INFORMATION PROVIDED >>
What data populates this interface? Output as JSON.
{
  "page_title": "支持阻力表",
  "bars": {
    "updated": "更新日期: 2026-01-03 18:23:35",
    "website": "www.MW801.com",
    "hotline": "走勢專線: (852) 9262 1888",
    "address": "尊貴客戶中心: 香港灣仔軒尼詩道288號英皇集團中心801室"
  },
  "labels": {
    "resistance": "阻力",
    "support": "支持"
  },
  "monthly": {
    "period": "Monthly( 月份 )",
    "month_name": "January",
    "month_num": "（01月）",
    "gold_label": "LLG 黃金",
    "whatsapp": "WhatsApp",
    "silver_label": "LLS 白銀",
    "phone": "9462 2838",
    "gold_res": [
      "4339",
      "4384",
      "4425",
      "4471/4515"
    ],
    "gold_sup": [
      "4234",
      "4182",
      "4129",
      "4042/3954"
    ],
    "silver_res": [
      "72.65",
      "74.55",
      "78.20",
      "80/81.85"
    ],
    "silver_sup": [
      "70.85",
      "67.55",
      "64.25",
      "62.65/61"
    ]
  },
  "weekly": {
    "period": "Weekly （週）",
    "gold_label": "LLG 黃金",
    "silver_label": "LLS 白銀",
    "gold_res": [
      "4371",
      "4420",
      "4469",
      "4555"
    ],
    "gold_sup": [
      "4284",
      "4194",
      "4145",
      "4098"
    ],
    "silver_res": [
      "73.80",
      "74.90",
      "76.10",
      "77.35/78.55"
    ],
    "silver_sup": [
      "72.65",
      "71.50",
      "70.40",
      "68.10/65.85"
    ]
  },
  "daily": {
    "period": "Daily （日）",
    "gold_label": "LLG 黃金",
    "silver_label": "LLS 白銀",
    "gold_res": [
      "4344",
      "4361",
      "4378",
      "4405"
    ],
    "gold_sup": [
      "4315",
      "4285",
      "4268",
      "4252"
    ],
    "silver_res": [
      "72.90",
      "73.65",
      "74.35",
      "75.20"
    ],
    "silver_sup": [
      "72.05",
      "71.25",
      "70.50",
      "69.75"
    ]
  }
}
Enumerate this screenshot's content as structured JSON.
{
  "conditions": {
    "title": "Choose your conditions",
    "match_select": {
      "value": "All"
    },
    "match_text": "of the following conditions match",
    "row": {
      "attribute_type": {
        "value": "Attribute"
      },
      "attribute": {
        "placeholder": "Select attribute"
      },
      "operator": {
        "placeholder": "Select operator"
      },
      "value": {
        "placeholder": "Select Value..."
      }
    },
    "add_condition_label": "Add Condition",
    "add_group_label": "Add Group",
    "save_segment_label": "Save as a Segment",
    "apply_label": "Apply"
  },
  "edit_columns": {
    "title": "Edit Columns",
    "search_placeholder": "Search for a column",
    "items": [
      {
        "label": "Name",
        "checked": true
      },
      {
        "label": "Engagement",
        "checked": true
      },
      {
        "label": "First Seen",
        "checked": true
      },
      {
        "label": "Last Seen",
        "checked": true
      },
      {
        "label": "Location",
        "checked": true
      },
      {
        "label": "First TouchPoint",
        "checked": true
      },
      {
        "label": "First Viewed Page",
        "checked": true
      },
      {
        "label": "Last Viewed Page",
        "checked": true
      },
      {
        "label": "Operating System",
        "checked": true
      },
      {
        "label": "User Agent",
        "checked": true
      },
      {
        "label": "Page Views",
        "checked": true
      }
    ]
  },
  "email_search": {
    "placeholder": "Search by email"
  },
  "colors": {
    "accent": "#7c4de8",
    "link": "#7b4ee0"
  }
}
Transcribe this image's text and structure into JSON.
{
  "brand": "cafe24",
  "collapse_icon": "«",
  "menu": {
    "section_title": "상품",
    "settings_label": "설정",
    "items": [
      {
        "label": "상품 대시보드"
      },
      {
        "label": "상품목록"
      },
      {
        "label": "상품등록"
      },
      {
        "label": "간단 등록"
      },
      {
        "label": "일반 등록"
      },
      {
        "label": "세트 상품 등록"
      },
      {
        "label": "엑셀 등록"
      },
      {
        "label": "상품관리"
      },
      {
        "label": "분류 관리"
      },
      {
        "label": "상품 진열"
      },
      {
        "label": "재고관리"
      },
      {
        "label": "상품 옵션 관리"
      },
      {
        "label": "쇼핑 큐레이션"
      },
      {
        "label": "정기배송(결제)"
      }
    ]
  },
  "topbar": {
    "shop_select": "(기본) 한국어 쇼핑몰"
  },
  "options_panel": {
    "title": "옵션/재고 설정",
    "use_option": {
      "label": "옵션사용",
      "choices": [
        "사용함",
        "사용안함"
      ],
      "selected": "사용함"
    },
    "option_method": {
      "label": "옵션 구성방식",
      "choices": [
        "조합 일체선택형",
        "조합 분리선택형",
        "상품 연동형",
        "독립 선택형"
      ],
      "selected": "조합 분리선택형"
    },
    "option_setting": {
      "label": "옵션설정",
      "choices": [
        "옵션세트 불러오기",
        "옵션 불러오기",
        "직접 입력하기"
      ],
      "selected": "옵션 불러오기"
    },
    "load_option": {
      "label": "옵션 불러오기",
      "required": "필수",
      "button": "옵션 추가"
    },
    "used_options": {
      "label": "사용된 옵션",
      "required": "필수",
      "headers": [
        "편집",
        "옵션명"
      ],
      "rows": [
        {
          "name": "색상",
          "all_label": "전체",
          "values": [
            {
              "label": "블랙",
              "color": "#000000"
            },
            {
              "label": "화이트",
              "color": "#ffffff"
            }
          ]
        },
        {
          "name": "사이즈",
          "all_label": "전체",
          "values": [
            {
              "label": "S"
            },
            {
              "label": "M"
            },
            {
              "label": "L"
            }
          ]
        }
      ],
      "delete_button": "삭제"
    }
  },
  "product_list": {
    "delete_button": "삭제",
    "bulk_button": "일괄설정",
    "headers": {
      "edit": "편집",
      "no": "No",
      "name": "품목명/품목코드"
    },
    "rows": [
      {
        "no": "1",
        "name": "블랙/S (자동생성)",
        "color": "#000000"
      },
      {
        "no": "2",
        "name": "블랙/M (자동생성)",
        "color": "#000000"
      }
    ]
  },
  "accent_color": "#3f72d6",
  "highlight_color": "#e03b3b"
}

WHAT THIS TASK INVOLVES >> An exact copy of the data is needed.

REPLY TO THE EXERCISE >>
What data populates this interface? Output as JSON.
{
  "page_title": "支持阻力表",
  "bars": {
    "updated": "更新日期: 2026-01-03 18:23:35",
    "website": "www.MW801.com",
    "hotline": "走勢專線: (852) 9262 1888",
    "address": "尊貴客戶中心: 香港灣仔軒尼詩道288號英皇集團中心801室"
  },
  "labels": {
    "resistance": "阻力",
    "support": "支持"
  },
  "monthly": {
    "period": "Monthly( 月份 )",
    "month_name": "January",
    "month_num": "（01月）",
    "gold_label": "LLG 黃金",
    "whatsapp": "WhatsApp",
    "silver_label": "LLS 白銀",
    "phone": "9462 2838",
    "gold_res": [
      "4339",
      "4384",
      "4425",
      "4471/4515"
    ],
    "gold_sup": [
      "4234",
      "4182",
      "4129",
      "4042/3954"
    ],
    "silver_res": [
      "72.65",
      "74.55",
      "78.20",
      "80/81.85"
    ],
    "silver_sup": [
      "70.85",
      "67.55",
      "64.25",
      "62.65/61"
    ]
  },
  "weekly": {
    "period": "Weekly （週）",
    "gold_label": "LLG 黃金",
    "silver_label": "LLS 白銀",
    "gold_res": [
      "4371",
      "4420",
      "4469",
      "4555"
    ],
    "gold_sup": [
      "4284",
      "4194",
      "4145",
      "4098"
    ],
    "silver_res": [
      "73.80",
      "74.90",
      "76.10",
      "77.35/78.55"
    ],
    "silver_sup": [
      "72.65",
      "71.50",
      "70.40",
      "68.10/65.85"
    ]
  },
  "daily": {
    "period": "Daily （日）",
    "gold_label": "LLG 黃金",
    "silver_label": "LLS 白銀",
    "gold_res": [
      "4344",
      "4361",
      "4378",
      "4405"
    ],
    "gold_sup": [
      "4315",
      "4285",
      "4268",
      "4252"
    ],
    "silver_res": [
      "72.90",
      "73.65",
      "74.35",
      "75.20"
    ],
    "silver_sup": [
      "72.05",
      "71.25",
      "70.50",
      "69.75"
    ]
  }
}
Enumerate this screenshot's content as structured JSON.
{
  "conditions": {
    "title": "Choose your conditions",
    "match_select": {
      "value": "All"
    },
    "match_text": "of the following conditions match",
    "row": {
      "attribute_type": {
        "value": "Attribute"
      },
      "attribute": {
        "placeholder": "Select attribute"
      },
      "operator": {
        "placeholder": "Select operator"
      },
      "value": {
        "placeholder": "Select Value..."
      }
    },
    "add_condition_label": "Add Condition",
    "add_group_label": "Add Group",
    "save_segment_label": "Save as a Segment",
    "apply_label": "Apply"
  },
  "edit_columns": {
    "title": "Edit Columns",
    "search_placeholder": "Search for a column",
    "items": [
      {
        "label": "Name",
        "checked": true
      },
      {
        "label": "Engagement",
        "checked": true
      },
      {
        "label": "First Seen",
        "checked": true
      },
      {
        "label": "Last Seen",
        "checked": true
      },
      {
        "label": "Location",
        "checked": true
      },
      {
        "label": "First TouchPoint",
        "checked": true
      },
      {
        "label": "First Viewed Page",
        "checked": true
      },
      {
        "label": "Last Viewed Page",
        "checked": true
      },
      {
        "label": "Operating System",
        "checked": true
      },
      {
        "label": "User Agent",
        "checked": true
      },
      {
        "label": "Page Views",
        "checked": true
      }
    ]
  },
  "email_search": {
    "placeholder": "Search by email"
  },
  "colors": {
    "accent": "#7c4de8",
    "link": "#7b4ee0"
  }
}
Transcribe this image's text and structure into JSON.
{
  "brand": "cafe24",
  "collapse_icon": "«",
  "menu": {
    "section_title": "상품",
    "settings_label": "설정",
    "items": [
      {
        "label": "상품 대시보드"
      },
      {
        "label": "상품목록"
      },
      {
        "label": "상품등록"
      },
      {
        "label": "간단 등록"
      },
      {
        "label": "일반 등록"
      },
      {
        "label": "세트 상품 등록"
      },
      {
        "label": "엑셀 등록"
      },
      {
        "label": "상품관리"
      },
      {
        "label": "분류 관리"
      },
      {
        "label": "상품 진열"
      },
      {
        "label": "재고관리"
      },
      {
        "label": "상품 옵션 관리"
      },
      {
        "label": "쇼핑 큐레이션"
      },
      {
        "label": "정기배송(결제)"
      }
    ]
  },
  "topbar": {
    "shop_select": "(기본) 한국어 쇼핑몰"
  },
  "options_panel": {
    "title": "옵션/재고 설정",
    "use_option": {
      "label": "옵션사용",
      "choices": [
        "사용함",
        "사용안함"
      ],
      "selected": "사용함"
    },
    "option_method": {
      "label": "옵션 구성방식",
      "choices": [
        "조합 일체선택형",
        "조합 분리선택형",
        "상품 연동형",
        "독립 선택형"
      ],
      "selected": "조합 분리선택형"
    },
    "option_setting": {
      "label": "옵션설정",
      "choices": [
        "옵션세트 불러오기",
        "옵션 불러오기",
        "직접 입력하기"
      ],
      "selected": "옵션 불러오기"
    },
    "load_option": {
      "label": "옵션 불러오기",
      "required": "필수",
      "button": "옵션 추가"
    },
    "used_options": {
      "label": "사용된 옵션",
      "required": "필수",
      "headers": [
        "편집",
        "옵션명"
      ],
      "rows": [
        {
          "name": "색상",
          "all_label": "전체",
          "values": [
            {
              "label": "블랙",
              "color": "#000000"
            },
            {
              "label": "화이트",
              "color": "#ffffff"
            }
          ]
        },
        {
          "name": "사이즈",
          "all_label": "전체",
          "values": [
            {
              "label": "S"
            },
            {
              "label": "M"
            },
            {
              "label": "L"
            }
          ]
        }
      ],
      "delete_button": "삭제"
    }
  },
  "product_list": {
    "delete_button": "삭제",
    "bulk_button": "일괄설정",
    "headers": {
      "edit": "편집",
      "no": "No",
      "name": "품목명/품목코드"
    },
    "rows": [
      {
        "no": "1",
        "name": "블랙/S (자동생성)",
        "color": "#000000"
      },
      {
        "no": "2",
        "name": "블랙/M (자동생성)",
        "color": "#000000"
      }
    ]
  },
  "accent_color": "#3f72d6",
  "highlight_color": "#e03b3b"
}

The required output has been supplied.